The following procedure describes how to rebuild a Fruitland RCF 500 Vacuum pump.
Before you begin:
Drain oil by removing drain plug and check any contaminations in oil.
REMOVE Oil RESERVOIR cover:
Remove the four bolts and aluminum sealing washers that connect the outer cover to the inner oil reservoir ( large seal housing). When re-assembling pump replace sealing washers if damaged, and the cover gasket.
REMOVE OIL LINES:
Remove the 4 inner oil lines connected to the oil pump and the top of the inner oil reservoir. This is done by removing the 4-6 mm hollow oil bolts that hold the oil lines to the oil pump, and un-doing the brass tube fittings at the top of the inner oil reservoir.
REMOVE Oil Pump:
Remove the oil pump and gasket, by removing the two bolts holding it to the inner oil reservoir. A small coupler connects the oil pump to a pin in the end of the rotor shaft. DO NOT LOOSE THE COUPLER. It may fall off the end of the oil pump. If the coupler is damaged or broken, oil pump failure may result.The oil pump must be checked for proper operation before re-installation.
Check Oil Pump:
To check the oil pump, connect oil pump drive to a hand drilling machine that will turn the oil pump the same direction as your vacuum pump. Immerse the oil pump pickup in a small container of clean oil. Turn the oil pump through drill for at least a couple minutes, and check if any oil is coming out the 4 oil line outlets. At 1400 RPM the oil pump, pumps 1 US quart of oil approximately every 4 hours. You will only see a drip come out of each port approximately every 15 seconds. If no oil is coming out, the oil pump needs to be replaced.
DISCONNECT INNER OIL LINES
Disconnect the 4 oil lines at the top of the inner oil reservoir, and move gently out of the way.
REMOVE INNER OIL RESERVOIR

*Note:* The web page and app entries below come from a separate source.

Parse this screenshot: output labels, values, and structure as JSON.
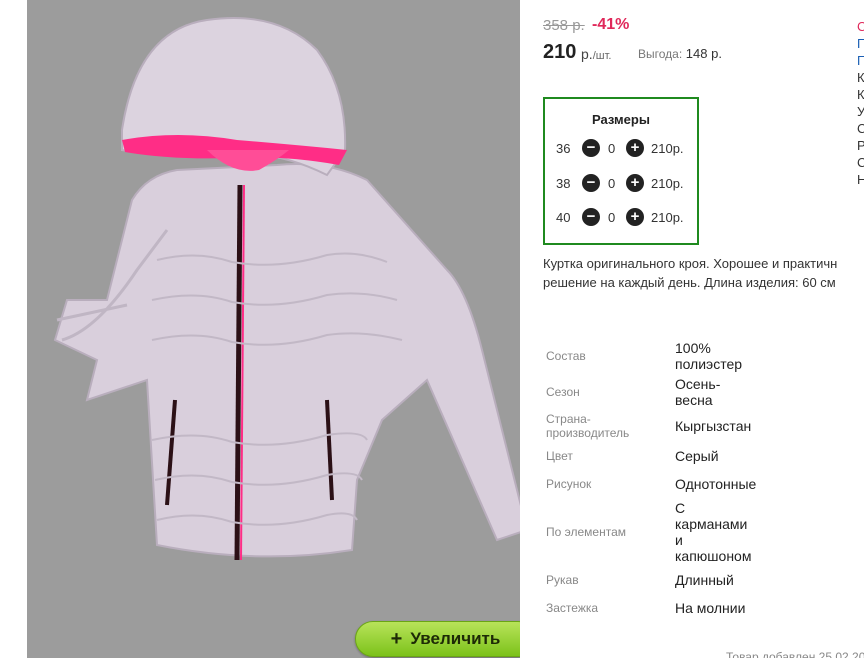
{
  "product": {
    "old_price": "358 р.",
    "discount": "-41%",
    "price": "210",
    "price_unit": "р.",
    "price_unit_suffix": "/шт.",
    "benefit_label": "Выгода:",
    "benefit_value": "148 р.",
    "zoom_label": "Увеличить",
    "zoom_icon": "plus-icon"
  },
  "sizes": {
    "title": "Размеры",
    "rows": [
      {
        "size": "36",
        "qty": "0",
        "sum": "210р."
      },
      {
        "size": "38",
        "qty": "0",
        "sum": "210р."
      },
      {
        "size": "40",
        "qty": "0",
        "sum": "210р."
      }
    ]
  },
  "description": {
    "line1": "Куртка оригинального кроя. Хорошее и практичн",
    "line2": "решение на каждый день. Длина изделия: 60 см"
  },
  "attributes": [
    {
      "label": "Состав",
      "value": "100% полиэстер"
    },
    {
      "label": "Сезон",
      "value": "Осень-весна"
    },
    {
      "label": "Страна-производитель",
      "value": "Кыргызстан"
    },
    {
      "label": "Цвет",
      "value": "Серый"
    },
    {
      "label": "Рисунок",
      "value": "Однотонные"
    },
    {
      "label": "По элементам",
      "value": "С карманами и капюшоном"
    },
    {
      "label": "Рукав",
      "value": "Длинный"
    },
    {
      "label": "Застежка",
      "value": "На молнии"
    }
  ],
  "right_edge_fragments": [
    "С",
    "П",
    "П",
    "К",
    "К",
    "У",
    "С",
    "Р",
    "С",
    "Н"
  ],
  "footer_added": "Товар добавлен 25.02.20",
  "colors": {
    "accent_green": "#1f8a1f",
    "discount_red": "#e0285a",
    "button_green": "#8bd12a",
    "photo_bg": "#9c9c9c"
  }
}
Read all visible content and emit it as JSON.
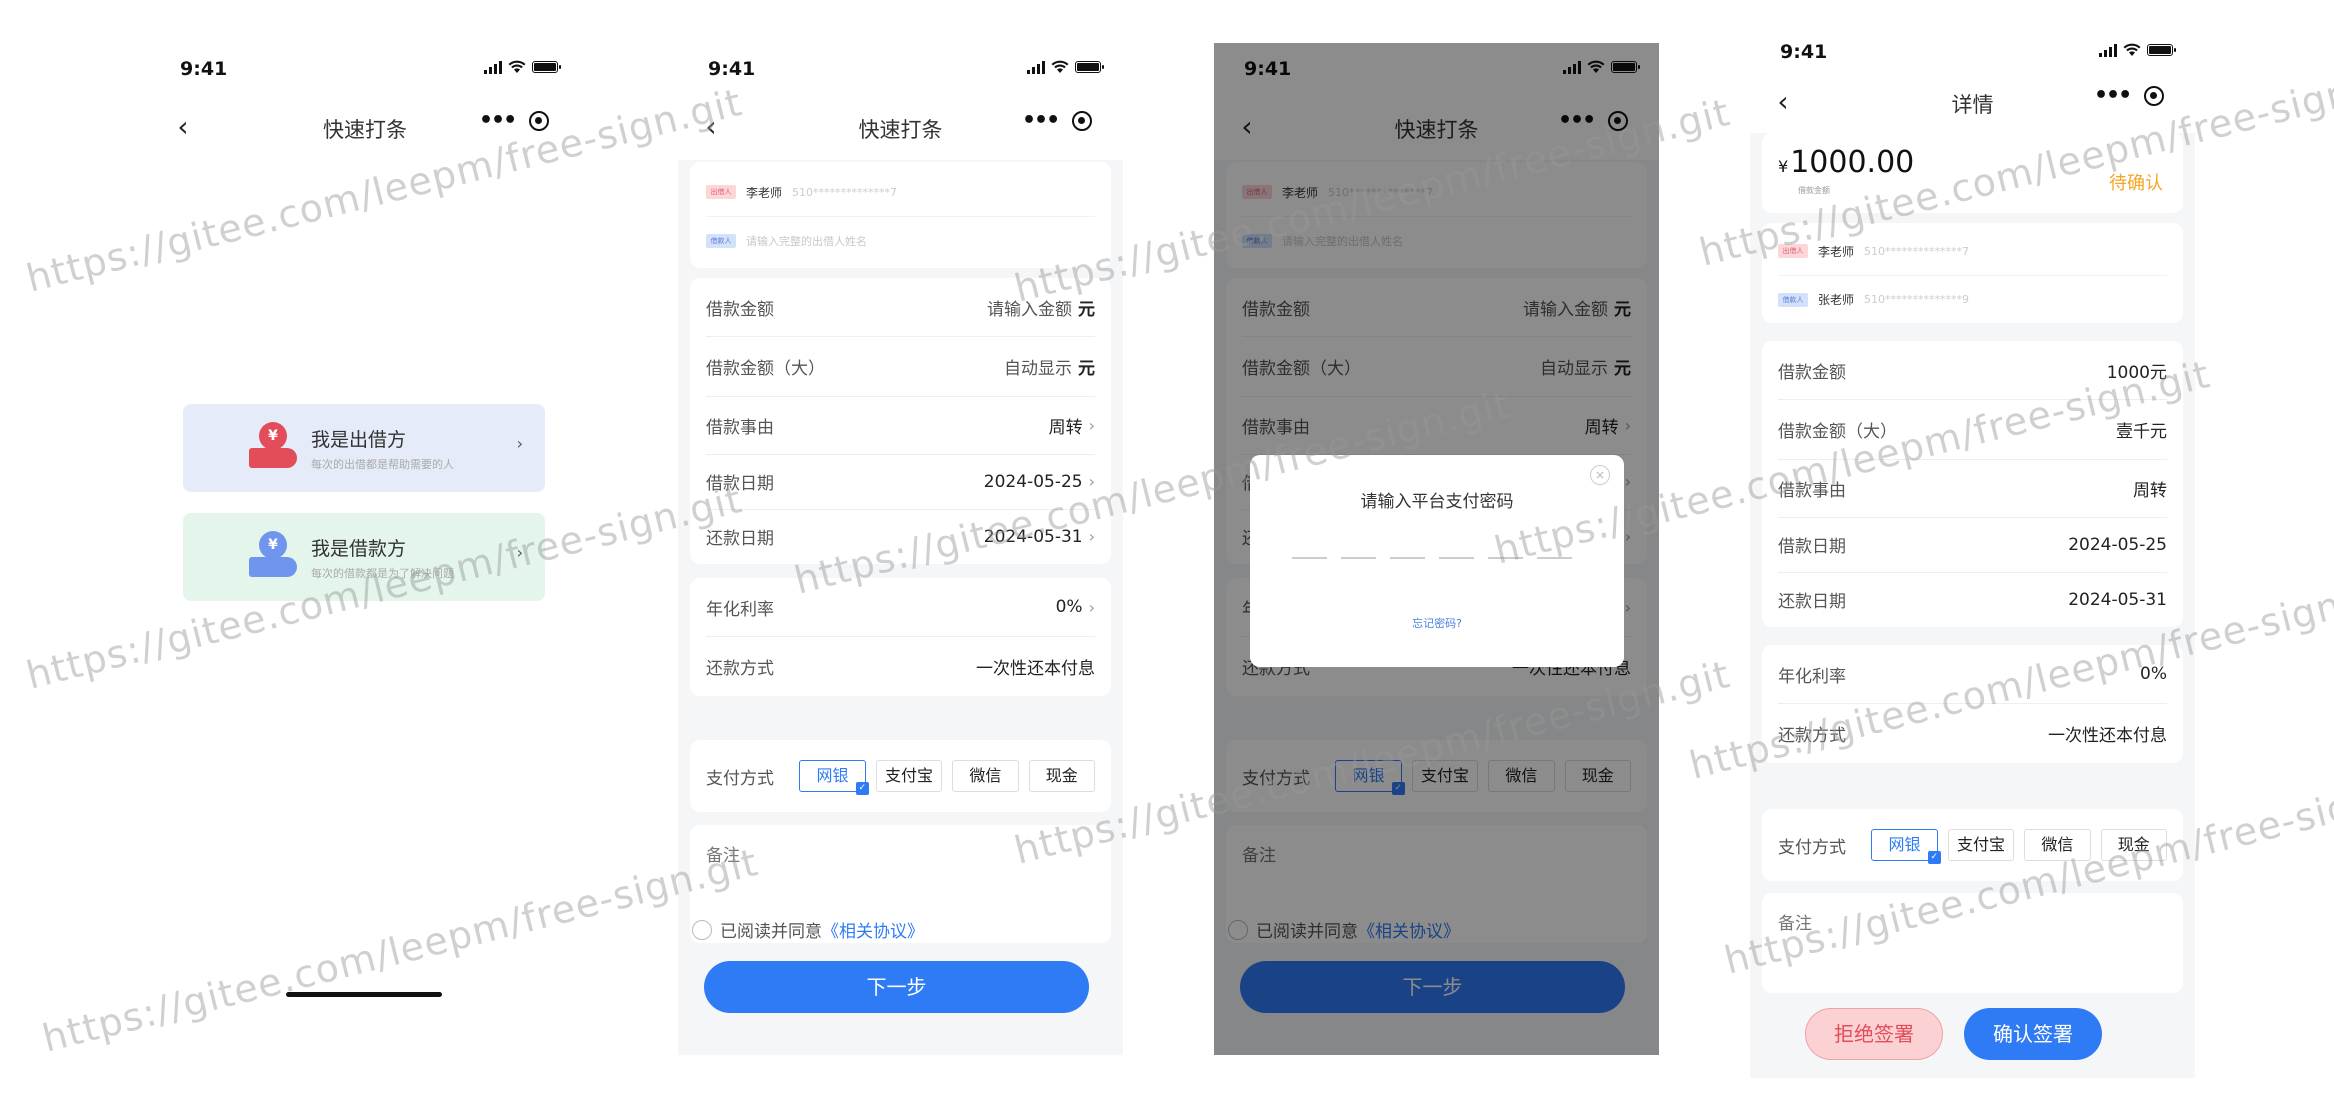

Remove the inner oil reservoir (large seal housing) by removing the 3 bolts and lock washers that connect it to the main housing end cap. Use a rubber mallet to gently tap on the reservoir to break the gasket free.
REMOVE and INSPECT OIL SEALS:
The large seal housing contains 2 oil seals that are installed back to back. They are held in place with a cir-clip. If the seals are damaged or hardened, then they must be replaced. If the sealing lip on the seals has hardened and is cracking, this indicates that the vacuum pump has been over heated for an extended period of time.
REMOVE ROLLER BEARING AND DISK SPRINGS:
A main roller bearing and 2 disc springs are located in the main housing end cap. Make a note of the direction of the 2 disc springs. They are conical in shape and go back in the same direction (Pointing out). If unsure, call the toll free number for clarification. Improperly installed disc springs may cause overheating and rotor and end plates damage.
REMOVE HOUSING END CAP:
Remove the 8 bolts and washers holding the housing end cap to the main pump housing. Make a reference marking on the housing and the end cap for re-installing. There is also a timing bolt hole, with an extended ear on the end cap and a more pronounced machining mark on the housing gasket surface area, to locate properly’ if you loose or forget to mark. This is shown in the Fig 7. Tap on the end cap to break gasket free. The end cap is now removable.
Inspect End cap face:
Inspect end cap face for any wear, if there are any grooves present from the rotor touching the end cap then the end cap has to be replaced. This damage can be caused by a severely overheated pump, incorrectly installed or missing disc springs or by a load on the rotor forcing the rotor to be jammed into the end plate. If the pump is driven with a hydraulic motor or angle gear box with a coupler, the clearance in the coupler must be sufficient enough to allow the rotor to stay in center while expanding and contracting during normal operating.
end cap Recess fit:
The gasket fits on a recess in the end cap. While re-installing end cap, the recess has to sit inside the housing bore, before you tighten the bolts. IF YOU DO NOT do this, you will most likely damage the housing end cap.
When the housing end cap is removed, the rotor will drop approximately 3/16” due to the weight of the rotor not being supported. When re-installing the end cap, the rotor will have to be lifted that amount to relocate end cap recess back into housing bore.
After removing end cap. Remove vanes and check the condition of vanes, vane slots, and housing bore.
The rotor should be removed from the pump, if the vanes are difficult to remove, if the bearing or the rotor is damaged, or if there is contamination in the pump. This also allows inspection of the bearing on the drive end. If a bearing has to be replaced, the inner bearing race will have to be removed from the rotor shaft with a puller, as it is a press fit on the rotor shaft. The collar between the bearing race and rotor end face can be re-used if not damaged.
Check Housing bore:
Check condition of the housing bore. If pump was disassembled because of a broken or damaged vane, check for housing cracks. Housing must be replaced if a crack is detected.
If housing bore is in good shape, assembly procedure can start. New well oiled vanes should slide in and out of the rotor slots easily.
Re- install parts in reverse order from disassemble